Thanks for your 2 cents; I'll keep it

Published October 12, 2007

I'm happy to report that Times readers have a degree of honesty that stretches into the stratosphere.

Perhaps I'm wrong to be surprised, but in a recent column I wrote about Largo resident Debbie Cole, a Pinellas County Solid Waste employee who turned in a lost bag containing $65,000 in cash to her supervisor.

I wrote, jokingly, that if I had found the $65,000 I would have turned in all $60,000.

Wow. I might as well have written that I would give crack to kids. Readers responded by calling me "dreadfully disappointing" and said "I lack character and integrity." They described me as a poor role model and unscrupulous.

All this condemnation, just because I said would keep some of the money? A small portion? A finder's fee?

Yep. One person said since I agreed to give most of the money back, she only would read most of my column.


To be honest, I'm not sure what I would do if I found that money. Deep down, none of us can be absolutely certain even though we may think our moral compass would surely lead us to give it back.

The point I was trying to make is that Debbie Cole deserved a substantial reward for her efforts.

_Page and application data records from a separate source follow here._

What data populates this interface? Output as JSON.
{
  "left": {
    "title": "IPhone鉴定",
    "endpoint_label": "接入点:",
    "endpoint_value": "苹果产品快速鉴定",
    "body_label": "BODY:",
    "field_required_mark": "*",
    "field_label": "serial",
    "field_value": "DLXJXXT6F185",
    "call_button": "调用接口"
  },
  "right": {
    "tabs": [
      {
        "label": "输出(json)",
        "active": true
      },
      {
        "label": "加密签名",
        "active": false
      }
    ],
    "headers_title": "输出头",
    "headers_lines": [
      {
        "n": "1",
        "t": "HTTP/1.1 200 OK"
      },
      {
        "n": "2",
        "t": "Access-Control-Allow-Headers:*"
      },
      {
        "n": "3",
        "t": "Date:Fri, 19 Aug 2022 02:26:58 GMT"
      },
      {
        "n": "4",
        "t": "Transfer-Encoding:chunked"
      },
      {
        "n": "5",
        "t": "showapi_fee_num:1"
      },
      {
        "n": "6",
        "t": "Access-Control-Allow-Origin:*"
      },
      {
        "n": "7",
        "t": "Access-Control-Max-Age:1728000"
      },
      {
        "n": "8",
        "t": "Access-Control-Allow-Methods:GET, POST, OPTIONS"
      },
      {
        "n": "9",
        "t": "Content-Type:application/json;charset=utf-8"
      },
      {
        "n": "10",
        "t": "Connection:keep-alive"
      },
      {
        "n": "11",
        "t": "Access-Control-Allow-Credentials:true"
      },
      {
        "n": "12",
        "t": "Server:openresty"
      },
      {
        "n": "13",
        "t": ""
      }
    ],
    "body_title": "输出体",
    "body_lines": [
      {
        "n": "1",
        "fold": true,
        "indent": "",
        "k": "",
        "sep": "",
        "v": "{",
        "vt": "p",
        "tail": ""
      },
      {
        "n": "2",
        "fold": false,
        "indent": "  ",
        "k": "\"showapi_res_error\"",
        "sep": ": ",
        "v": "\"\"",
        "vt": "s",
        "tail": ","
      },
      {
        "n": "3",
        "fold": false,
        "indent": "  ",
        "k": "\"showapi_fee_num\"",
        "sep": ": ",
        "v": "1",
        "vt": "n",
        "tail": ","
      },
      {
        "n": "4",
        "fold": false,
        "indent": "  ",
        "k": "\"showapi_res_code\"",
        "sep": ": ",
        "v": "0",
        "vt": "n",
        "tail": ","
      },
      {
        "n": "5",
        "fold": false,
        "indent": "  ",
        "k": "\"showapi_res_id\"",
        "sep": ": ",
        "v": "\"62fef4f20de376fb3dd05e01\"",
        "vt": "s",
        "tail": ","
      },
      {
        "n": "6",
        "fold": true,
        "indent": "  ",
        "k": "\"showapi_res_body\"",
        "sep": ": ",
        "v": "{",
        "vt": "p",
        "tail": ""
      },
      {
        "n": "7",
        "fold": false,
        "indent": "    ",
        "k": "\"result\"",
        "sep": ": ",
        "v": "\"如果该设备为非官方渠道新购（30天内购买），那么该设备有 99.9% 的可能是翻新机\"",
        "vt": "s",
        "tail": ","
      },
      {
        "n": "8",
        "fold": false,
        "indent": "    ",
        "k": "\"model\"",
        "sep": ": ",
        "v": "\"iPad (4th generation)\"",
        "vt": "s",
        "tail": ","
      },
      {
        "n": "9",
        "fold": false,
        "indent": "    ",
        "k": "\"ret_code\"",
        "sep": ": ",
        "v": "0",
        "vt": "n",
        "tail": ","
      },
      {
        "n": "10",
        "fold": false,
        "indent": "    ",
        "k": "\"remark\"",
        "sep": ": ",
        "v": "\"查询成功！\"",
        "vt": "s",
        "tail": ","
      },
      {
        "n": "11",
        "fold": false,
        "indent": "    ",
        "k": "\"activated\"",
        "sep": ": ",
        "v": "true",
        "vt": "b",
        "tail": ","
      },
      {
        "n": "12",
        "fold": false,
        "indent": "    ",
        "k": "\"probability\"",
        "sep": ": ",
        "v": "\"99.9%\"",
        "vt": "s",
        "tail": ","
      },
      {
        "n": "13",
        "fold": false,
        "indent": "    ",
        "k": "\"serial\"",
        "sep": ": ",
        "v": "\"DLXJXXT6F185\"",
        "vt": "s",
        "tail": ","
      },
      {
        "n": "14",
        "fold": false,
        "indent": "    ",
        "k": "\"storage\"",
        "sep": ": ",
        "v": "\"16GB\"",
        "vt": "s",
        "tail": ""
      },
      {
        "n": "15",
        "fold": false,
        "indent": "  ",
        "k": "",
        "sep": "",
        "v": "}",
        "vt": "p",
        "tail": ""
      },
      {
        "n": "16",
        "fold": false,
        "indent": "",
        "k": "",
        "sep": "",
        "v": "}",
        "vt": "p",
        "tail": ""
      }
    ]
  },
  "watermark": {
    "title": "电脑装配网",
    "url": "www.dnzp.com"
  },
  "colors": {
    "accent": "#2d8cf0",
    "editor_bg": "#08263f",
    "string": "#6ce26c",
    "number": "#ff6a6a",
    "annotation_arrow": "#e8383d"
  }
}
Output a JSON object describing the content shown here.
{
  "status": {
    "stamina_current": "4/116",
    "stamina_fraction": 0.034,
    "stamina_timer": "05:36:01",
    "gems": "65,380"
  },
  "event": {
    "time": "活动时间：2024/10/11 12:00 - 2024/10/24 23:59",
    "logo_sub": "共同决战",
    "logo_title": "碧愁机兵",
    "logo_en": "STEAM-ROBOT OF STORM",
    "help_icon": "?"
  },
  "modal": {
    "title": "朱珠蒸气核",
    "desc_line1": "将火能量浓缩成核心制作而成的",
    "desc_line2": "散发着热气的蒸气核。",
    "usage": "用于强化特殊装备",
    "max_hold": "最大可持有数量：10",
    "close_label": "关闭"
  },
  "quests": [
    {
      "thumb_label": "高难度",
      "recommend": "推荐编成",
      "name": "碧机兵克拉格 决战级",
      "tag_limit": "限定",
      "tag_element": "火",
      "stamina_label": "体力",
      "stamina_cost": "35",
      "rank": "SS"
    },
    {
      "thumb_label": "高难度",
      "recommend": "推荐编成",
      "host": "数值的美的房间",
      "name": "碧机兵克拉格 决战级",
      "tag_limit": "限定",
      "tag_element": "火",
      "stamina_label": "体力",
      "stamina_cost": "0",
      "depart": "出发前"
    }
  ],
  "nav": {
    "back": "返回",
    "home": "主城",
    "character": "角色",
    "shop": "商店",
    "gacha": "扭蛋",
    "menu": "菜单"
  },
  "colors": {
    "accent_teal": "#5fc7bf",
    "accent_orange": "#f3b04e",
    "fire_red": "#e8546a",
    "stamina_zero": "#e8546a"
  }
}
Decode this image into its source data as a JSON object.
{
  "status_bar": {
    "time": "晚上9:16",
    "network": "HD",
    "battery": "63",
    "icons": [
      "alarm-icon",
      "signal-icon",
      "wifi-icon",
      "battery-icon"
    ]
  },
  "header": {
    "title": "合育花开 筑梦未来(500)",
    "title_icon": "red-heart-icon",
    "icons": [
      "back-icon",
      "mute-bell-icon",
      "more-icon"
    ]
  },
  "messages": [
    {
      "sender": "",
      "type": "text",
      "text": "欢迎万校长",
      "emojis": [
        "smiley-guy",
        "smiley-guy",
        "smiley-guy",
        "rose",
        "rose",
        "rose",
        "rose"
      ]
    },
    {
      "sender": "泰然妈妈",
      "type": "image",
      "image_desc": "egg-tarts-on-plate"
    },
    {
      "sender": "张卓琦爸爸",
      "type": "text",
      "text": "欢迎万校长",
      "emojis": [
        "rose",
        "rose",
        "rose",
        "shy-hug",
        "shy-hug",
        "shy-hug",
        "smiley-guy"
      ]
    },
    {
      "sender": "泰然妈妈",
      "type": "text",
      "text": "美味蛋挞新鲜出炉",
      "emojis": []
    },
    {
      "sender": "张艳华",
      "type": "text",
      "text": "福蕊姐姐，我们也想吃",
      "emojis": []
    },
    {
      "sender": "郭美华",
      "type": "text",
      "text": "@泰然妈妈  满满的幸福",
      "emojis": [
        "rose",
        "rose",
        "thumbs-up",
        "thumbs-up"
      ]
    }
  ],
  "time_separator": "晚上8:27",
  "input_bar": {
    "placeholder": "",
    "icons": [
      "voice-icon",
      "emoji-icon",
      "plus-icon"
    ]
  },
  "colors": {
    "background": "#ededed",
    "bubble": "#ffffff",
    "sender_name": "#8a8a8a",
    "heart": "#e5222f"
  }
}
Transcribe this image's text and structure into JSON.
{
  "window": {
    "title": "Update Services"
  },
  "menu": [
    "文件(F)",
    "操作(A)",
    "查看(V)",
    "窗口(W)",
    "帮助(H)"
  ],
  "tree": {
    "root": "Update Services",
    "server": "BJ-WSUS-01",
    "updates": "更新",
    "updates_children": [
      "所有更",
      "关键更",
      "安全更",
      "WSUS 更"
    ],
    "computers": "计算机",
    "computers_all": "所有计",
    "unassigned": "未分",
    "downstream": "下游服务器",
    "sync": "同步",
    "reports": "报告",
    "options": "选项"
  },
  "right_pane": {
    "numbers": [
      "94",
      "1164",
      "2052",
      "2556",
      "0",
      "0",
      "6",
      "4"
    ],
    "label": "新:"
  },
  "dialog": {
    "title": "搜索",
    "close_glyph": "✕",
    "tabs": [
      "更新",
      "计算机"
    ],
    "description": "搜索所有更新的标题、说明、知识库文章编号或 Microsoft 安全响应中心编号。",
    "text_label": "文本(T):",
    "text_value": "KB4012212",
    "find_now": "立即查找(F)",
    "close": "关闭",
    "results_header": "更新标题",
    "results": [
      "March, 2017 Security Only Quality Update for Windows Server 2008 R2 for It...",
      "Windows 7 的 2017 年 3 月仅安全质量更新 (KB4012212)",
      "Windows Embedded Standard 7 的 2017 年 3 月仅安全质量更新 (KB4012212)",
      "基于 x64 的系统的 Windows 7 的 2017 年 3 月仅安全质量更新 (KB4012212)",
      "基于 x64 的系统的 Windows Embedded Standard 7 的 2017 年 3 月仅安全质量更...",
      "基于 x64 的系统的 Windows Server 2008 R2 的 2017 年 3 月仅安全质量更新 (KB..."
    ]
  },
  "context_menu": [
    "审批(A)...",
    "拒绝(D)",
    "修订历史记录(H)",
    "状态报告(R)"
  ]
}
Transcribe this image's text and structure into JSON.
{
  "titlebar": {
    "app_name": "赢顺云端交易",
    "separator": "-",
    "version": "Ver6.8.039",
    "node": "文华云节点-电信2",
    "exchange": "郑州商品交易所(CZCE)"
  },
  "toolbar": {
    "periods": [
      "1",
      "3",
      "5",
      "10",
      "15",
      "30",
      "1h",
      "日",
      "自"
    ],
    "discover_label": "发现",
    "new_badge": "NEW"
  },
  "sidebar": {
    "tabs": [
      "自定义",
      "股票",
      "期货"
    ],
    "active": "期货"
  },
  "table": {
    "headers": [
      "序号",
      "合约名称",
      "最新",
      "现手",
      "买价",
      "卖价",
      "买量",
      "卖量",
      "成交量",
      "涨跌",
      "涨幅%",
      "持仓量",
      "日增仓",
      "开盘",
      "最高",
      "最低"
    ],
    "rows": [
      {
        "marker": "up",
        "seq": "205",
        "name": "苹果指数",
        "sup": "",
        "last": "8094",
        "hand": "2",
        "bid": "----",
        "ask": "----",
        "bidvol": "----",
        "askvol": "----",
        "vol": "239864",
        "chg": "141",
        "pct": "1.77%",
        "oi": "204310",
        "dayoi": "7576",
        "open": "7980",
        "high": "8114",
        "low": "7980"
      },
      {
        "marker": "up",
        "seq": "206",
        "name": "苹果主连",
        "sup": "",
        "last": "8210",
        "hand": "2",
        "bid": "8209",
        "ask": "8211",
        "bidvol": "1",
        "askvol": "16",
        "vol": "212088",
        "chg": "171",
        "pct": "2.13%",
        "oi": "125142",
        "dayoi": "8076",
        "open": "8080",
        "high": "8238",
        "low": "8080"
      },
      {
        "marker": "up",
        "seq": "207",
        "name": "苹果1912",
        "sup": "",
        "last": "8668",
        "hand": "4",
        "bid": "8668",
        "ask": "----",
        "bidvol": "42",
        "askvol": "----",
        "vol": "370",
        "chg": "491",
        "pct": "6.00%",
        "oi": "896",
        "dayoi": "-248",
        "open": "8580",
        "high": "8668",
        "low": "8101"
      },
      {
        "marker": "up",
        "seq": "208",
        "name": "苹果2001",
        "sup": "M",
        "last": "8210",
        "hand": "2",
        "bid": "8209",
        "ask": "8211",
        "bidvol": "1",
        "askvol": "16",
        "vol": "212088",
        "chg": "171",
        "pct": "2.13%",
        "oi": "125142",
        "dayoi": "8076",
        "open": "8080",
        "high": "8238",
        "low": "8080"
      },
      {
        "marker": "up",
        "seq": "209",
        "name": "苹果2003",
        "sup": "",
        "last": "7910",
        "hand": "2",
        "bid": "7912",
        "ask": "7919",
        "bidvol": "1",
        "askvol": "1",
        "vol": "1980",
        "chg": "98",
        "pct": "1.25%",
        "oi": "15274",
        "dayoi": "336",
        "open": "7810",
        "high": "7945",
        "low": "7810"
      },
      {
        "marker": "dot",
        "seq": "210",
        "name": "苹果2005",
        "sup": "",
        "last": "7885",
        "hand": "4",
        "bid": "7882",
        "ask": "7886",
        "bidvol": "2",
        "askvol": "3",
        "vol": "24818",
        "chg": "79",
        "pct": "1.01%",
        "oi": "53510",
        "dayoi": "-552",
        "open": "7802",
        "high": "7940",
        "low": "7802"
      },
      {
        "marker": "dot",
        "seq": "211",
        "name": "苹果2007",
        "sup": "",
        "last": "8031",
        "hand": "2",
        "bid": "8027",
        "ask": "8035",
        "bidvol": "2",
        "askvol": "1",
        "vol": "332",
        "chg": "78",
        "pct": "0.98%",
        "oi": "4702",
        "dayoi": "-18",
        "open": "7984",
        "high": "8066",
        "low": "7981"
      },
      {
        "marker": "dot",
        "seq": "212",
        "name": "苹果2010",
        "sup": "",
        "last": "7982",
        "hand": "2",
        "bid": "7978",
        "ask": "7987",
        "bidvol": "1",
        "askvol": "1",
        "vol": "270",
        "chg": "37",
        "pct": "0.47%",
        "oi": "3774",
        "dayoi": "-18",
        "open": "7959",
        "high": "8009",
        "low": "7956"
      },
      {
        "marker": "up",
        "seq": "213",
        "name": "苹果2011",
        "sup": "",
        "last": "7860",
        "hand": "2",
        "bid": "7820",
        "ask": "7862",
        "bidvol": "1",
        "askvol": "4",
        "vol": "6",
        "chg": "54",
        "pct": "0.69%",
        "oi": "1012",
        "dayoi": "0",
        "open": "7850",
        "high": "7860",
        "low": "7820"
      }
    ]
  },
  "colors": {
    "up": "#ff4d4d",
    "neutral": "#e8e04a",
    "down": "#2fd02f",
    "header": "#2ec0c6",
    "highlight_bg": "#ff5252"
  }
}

Police traced the bag back to Loomis, a Houston-based money-handling company. But county government regulations don't allow Cole to accept a reward.

We see it all the time. Folks doing great things and their only reward: 15 minutes of fame.

One reader essentially said karma will deliver rewards to Cole. Plus, the satisfaction of doing the right thing should be reward enough.

I guess.

Another reader provided some insight, suggesting she would need to know what would happen to the employee responsible for losing the money. Would he be fired if someone kept the money? Would the money be taken out of his paycheck?

Call it situational ethics, but it would be next to impossible to take the family on that Disney cruise if I knew poor Max was standing in the unemployment line because of my selfishness. Now if Max just got a letter of reprimand and the insurance company wrote off the loss ... Now I'll get even more condemnation e-mails.

I guess if decency is not enough reason to make you turn over the cash, then the knowledge that keeping it would adversely impact another life should be. Sure, an unmarked envelope with $2,000 could fetch a new home entertainment center. But what if someone needed that cash to keep their house from going into foreclosure?

As for me and my conflicted morals, the dilemma stems in part from the eternal wish list I carry in my mind: satellite radio, Apple computer, European vacation. Times readers have not so gently reminded me that the best things in life aren't things at all.

The readers' honesty also tells me we may be wrong to lose faith in humanity. It's easy to do when you read about a couple looting $7.9-million from a company, contractors swindling an elderly woman out of her house or a good-looking Romeo pilfering unsuspecting love interests.

But the responses I received indicate this still is an honest world. And maybe, just maybe, that'll make me a little more honest.

So if I find $65,000, I promise, I'll give back all $64,500.

That's all I'm saying.